At first, as a participant, you may have to fight the urge to start thinking of creative ideas without bothering to use the tools. The systematic formality of the tools may seem to slow you down at first. It is easier to have spontaneous ideas on a subject. At first, the tools will seem awkward to use. Learning the tools is just like learning to ride a bicycle. At first, riding a bicycle is awkward, and you would get there faster by walking. But when you pick up the skills of cycling, then it becomes greatly superior to walking.

Do the Tools Work?

The tools laid out in this course have been used over the years by many different people in different jobs and in different cultures. The tools do work and have produced powerful results. If someone claims that the tools do not work, the answer is that maybe the tools do not work for that person because he or she has not yet developed a skill in using the tools. We know that skis work, so it is not much use for a novice skier to complain that skis do not work. Mathematics works even though some people may not be very good at mathematics.

Precise Use

Because creativity seems vague and open-ended and because you cannot be sure of a result at a defined point, many people have come to believe that it is enough mess around. For this reason, the precise use of the tools may seem strange to some participants of creativity. Yet the tools work best when used in a precise way.

  1. At any moment, know exactly what you are doing.
  2. Be aware of the next step.
  3. Follow the technique and do not allow yourself to be distracted.

Time Tested 

There are many instructors who come new to the field of creative thinking. They pull bits from different programs (and even blatantly steal them), change them around a bit, and offer themselves as instructors in creativity. Such people can do a lot of damage and can turn people away from creativity.

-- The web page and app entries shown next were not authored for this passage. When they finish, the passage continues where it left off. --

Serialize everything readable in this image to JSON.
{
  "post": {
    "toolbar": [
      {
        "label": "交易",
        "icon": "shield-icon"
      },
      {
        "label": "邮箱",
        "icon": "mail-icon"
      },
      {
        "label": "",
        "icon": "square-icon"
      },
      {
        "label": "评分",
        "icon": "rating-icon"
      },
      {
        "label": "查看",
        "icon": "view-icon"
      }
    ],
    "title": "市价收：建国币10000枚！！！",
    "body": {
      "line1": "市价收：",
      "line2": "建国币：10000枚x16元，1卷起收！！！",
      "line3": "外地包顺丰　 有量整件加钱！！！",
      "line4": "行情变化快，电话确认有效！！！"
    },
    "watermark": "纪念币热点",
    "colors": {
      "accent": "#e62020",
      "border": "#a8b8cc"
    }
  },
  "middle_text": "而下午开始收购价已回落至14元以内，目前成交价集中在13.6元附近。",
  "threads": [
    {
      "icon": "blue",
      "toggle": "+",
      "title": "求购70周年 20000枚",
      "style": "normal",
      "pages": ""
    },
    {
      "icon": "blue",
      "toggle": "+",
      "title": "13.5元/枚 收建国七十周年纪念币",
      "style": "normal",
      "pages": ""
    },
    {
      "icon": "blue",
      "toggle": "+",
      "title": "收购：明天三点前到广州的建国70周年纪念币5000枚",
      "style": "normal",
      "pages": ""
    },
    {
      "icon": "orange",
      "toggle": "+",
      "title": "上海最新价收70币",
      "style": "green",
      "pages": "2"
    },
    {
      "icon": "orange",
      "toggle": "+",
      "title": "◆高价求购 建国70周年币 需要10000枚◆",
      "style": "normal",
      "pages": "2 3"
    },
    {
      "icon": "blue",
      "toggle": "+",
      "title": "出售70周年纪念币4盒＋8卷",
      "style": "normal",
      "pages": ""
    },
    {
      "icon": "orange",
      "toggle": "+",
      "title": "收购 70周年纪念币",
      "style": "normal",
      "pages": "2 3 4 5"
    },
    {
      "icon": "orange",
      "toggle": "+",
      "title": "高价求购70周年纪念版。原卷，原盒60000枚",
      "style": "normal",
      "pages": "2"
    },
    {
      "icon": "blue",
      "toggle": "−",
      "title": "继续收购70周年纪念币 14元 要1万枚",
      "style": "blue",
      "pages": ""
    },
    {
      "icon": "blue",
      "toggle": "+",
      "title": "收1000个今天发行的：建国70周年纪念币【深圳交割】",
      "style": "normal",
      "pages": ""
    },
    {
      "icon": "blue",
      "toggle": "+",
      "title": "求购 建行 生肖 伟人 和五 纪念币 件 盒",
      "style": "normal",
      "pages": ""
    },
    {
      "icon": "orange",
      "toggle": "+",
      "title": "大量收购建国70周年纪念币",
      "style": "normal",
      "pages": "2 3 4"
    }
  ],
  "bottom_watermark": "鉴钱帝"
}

All the material in Lateral Thinking has been tried and tested over many years – in some cases, over twenty-five years – with thousands of students. There are today many thousands of people in the world who regularly use the tools of Lateral Thinking, sometimes with spectacular results.

Systematic Use

The importance of the systematic use of the Lateral Thinking tools is stressed in this introduction as well as the course itself. The goal of the course is mastery of the tools. With many of the examples, you may indeed feel that you can generate a wonderful idea without using the tool at all. But this is not going to be of much use to you because the purpose of the course is to develop skill in the use of the tools, not just to have some ideas about the exercise. Until you master the tools, it is not surprising that your use of them will not be very productive.

Being systematic about learning and practicing tools is essential. But even when you have mastered the tools, you will still get the best results when you use the tools systematically. Many people who are highly creative in their own fields have told me that they still get the best new ideas (the ones that really surprise them) when they use the tools systematically.

A carpenter has a full set of tools and uses them systematically to make beautiful furniture. Mastery of the woodworking tools is essential. So is the deliberate use of the tools. A carpenter does not flop about and hope that things will happen.

This material may not be copied, reproduced, reprinted, used in films or video recording, or stored in electronic devices without written permission of the copyright holders. The material may not be incorporated into training programs except under the supervision of a certified Lateral Thinking instructor.

Published by Advanced Practical Thinking Training¨, Inc. Des Moines, Iowa 50322
Copyright 1999. The McQuaig Group Inc.
Printed in the U.S.A.

Advanced Practical Thinking Training¨, Inc. Official Edward de Bono Thinking Methods